#### [WORK INSTRUCTION]
Report how many lines in the entries below have the word "Keuangan" in them, and give no other words.

#### [INPUT DATA]
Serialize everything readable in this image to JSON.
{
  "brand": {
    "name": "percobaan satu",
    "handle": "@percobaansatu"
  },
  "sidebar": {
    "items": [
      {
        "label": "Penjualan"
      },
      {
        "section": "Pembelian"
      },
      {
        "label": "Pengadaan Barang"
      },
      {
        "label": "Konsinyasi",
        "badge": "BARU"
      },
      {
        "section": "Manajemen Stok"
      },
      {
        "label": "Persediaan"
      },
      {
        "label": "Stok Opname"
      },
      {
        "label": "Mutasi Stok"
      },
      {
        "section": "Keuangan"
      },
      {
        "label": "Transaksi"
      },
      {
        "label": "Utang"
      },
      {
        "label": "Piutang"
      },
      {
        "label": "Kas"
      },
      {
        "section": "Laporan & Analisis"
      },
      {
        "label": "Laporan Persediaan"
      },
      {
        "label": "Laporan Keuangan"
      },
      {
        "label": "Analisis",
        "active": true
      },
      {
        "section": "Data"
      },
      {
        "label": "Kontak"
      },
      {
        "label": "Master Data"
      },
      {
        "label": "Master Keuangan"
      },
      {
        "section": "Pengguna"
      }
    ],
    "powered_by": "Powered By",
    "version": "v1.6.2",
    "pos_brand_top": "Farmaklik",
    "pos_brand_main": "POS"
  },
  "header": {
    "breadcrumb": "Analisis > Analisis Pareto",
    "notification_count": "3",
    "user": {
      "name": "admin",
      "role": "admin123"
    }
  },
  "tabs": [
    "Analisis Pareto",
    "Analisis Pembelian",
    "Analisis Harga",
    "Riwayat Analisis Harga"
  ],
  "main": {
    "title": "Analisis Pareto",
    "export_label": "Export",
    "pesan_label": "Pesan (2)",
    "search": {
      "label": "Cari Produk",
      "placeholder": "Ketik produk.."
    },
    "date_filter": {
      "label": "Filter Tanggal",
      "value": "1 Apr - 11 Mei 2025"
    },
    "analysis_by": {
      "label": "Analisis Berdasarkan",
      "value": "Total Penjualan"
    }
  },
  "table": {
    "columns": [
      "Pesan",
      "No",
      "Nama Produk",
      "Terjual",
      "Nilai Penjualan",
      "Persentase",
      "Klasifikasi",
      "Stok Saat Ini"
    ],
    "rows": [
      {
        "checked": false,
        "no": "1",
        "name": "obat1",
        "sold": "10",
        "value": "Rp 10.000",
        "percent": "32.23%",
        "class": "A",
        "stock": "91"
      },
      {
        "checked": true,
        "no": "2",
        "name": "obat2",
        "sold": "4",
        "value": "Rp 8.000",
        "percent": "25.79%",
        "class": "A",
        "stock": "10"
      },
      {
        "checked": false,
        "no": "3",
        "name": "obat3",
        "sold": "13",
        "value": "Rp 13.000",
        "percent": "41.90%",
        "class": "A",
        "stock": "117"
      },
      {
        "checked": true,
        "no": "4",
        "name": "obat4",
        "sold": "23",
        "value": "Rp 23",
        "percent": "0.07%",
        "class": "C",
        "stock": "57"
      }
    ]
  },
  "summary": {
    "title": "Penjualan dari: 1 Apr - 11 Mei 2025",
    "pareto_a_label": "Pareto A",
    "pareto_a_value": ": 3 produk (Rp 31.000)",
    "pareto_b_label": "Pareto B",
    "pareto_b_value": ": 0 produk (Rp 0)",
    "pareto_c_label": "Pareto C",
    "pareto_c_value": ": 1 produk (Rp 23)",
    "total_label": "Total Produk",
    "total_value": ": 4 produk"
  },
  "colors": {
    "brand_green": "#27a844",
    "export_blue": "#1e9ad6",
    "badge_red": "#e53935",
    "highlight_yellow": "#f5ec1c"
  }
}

#### [TASK SOLUTION]
3